Tuesday, February 17, 2009

Appreciate Your Failures

In my 20's, I certainly did not like to fail, nor did I find any appreciation of the concept of failing. Today, however, I have a growing admiration for failure. If you haven't failed, you haven't tried. If you do fail, at least you know what doesn't work. The more you fail, the more you know about what doesn't work. And the more failures you have (subsequent to the number of attempts you make, of course), the more successes you will ultimately accrue!

The same holds true with both fitness and nutrition/cooking. With fitness, driving your intensity up to the point of failure every once in a while stimulates your metabolic systems to a level they aren't used to reaching, thereby creating change and growth. Maxing out to failure on, say dead lifts, may not be enjoyable on that last, lightheaded repetition, but that max weight and subsequent failure have primed you to do better the next time you do them. (Can you tell that's what I did today? Failure #1 (with a PR attached to it!)) The ability to approach your workout without fear, anxiety or apprehension as to it's difficulty level is the key to "super-fitness". It's something a lot of people struggle with. There's an ongoing joke at the gym I train at: "how many times do you have to pee before you start a hard workout?" The standard answer for a select group of brilliant and incredibly strong women is "a lot"! But we do it (both pee a lot and train hard) - and they're stronger and better for it. No fear of failure, once you get started.

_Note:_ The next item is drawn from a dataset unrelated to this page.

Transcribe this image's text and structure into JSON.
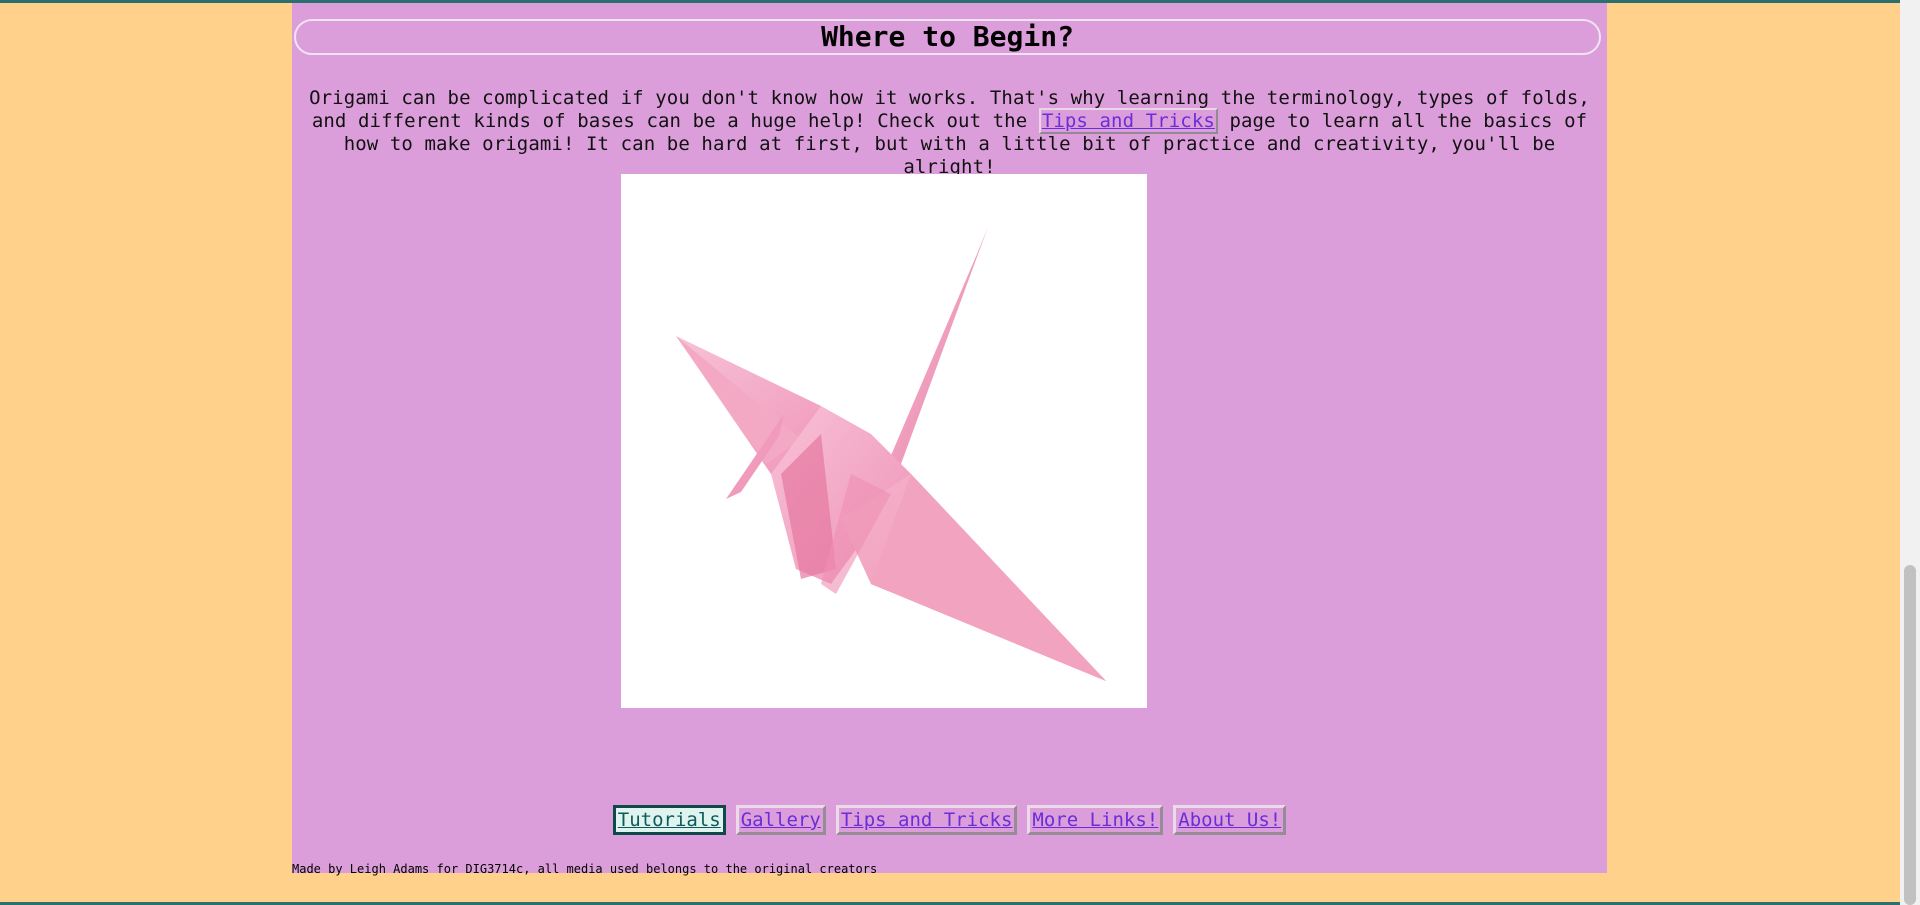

With cooking...ah, the fear of failure again..."that's why I don't cook - I don't know how". No, rather, we're simply afraid of failing. What happens if it doesn't work out or if it's terrible? 1-800-PIZZA HUT! But really, every time you fail in the kitchen, you learn something that no cookbook can teach you: what not to do! If you fail at the same thing enough, you'll eventually get it - or, you'll look up the process and correct what you're doing wrong. The best education is hands on/immersion. Sometimes, especially in the kitchen, having no fear of failure can create the most profound growth. Just today, I was dreaming up a healthy peanut butter and jelly flavored pudding dessert. I thought a puree of peanut butter, seedless black grapes, yogurt and cottage cheese, sweetened with a bit of honey or agave would be fantabulous! After assembling and pureeing the choice ingredients, the flavor was certainly there - but it was too runny and I wasn't sure if it would set up. I knew flour and cornstarch weren't the answer (from past failures), but Google told me to try a bit of plain gelatin dissolved in boiling water. And I had gelatin! I also had those little 8 oz shaker cups I use to make mini-protein powder mixes in the morning. So I nuked the water to boiling, added the gelatin, put the lid on it and started to shake it up. Are there any science-geniuses out there that have been thinking..."DON'T PUT THE LID ON IT!" since I typed the words "put the lid on it"? Yep, it exploded sticky boiling gelatin water all over me, the cat, the cabinets, the stainless steel front of the dishwasher, the TV and the floor (Failure #2). Heck, it's probably on the ceiling as well, but I won't know until it dries and turns yellow with age. My point to this is that one serious failure that took me 20 minutes to clean up and left me with runny PBJ pudding (still), taught me a lesson I'll never forget. Sure, I was upset with the mess, but later was laughing at my own stupidity.

I guess the point is that our fears truly hold back our full potential with just about everything in life. I am solely speaking from within the realm of health, but the concept applies to our careers, our relationships, our faiths, and so on. We need to figure out a way to humble ourselves and look for ways to fail, and after the failure, embrace the emotion of accomplishment versus embarrassment. I know there are several books written on this topic. But from a health perspective - drive yourself to failure every once in a while. The surge of energy and pride in the volume of effort you put into that failure should be reward enough!

1 comment:

Marc said...

Failure is an EXPECTED part of increasing performance. Learning to type faster, learning to drive a race car faster, learning to lift heavier, or finish Fran faster. They all involved "failure" in so much as its just not "perfection". Failure is just another necessary part of the process to growth. Get comfortable with it, and learn to use it.

I think the women at the gym do a better job of that then the men do. In general, the women are fearless, the guys try to avoid the workouts they don't like. I think that is a large part of why the women, as a group, are progressing so quickly. Keep it up ladies!